In a recent visit to Ticino, Switzerland, I tasted a number of wines of which two deserve special mention. The 2013 Brivio Contrado is a white Merlot which is barrel-fermented and aged for 10 months in oak. The wine was cold-filtered to remove any color and, according to the owner, fermentation flavors were also removed during this process. Aromas include chocolate, coffee, banana, and lychee. It had great weight on the palate. This was the standout white Merlot for me.
The 2011 Agriloro Chardonnay was one of the few varietally labeled wines that I encountered on this visit. Both alcoholic and malolactic fermentation were conducted in barriques and the wine was then aged for 9 months in 25% new barriques. This was an excellent representation of Chardonnay. Apple-pear on the nose and palate with white fruits, oak, biscuit, and spice. Margaret-River-Chardonnay-like on the palate. Elegant, with perfect balance. Apple on the aftertaste. Phenomenal alone. No give when paired with a Braised Hare with Pomegranate Seeds and a Cortona Apple Puree.

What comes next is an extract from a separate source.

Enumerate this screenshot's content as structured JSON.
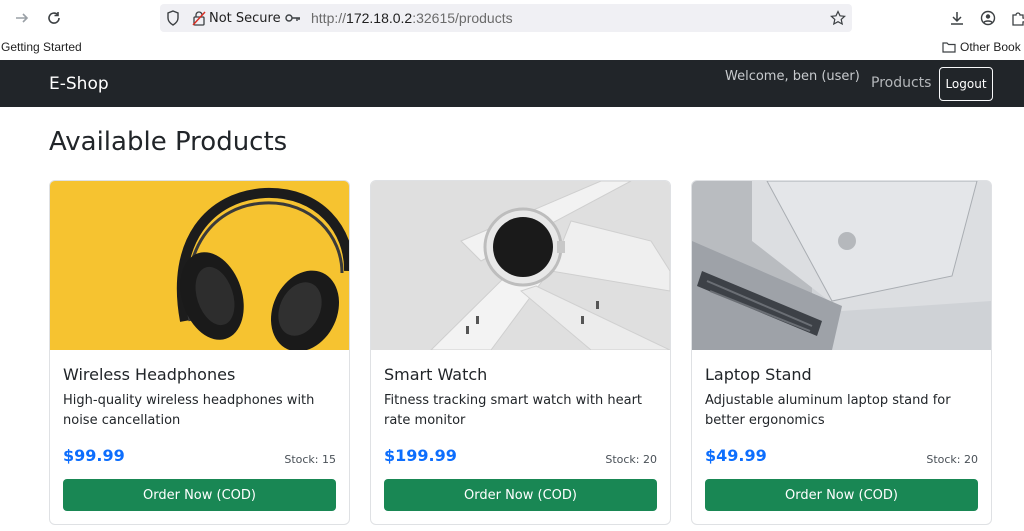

Hope 2015 is as memorable as was 2014.
©Wine -- Mise en abyme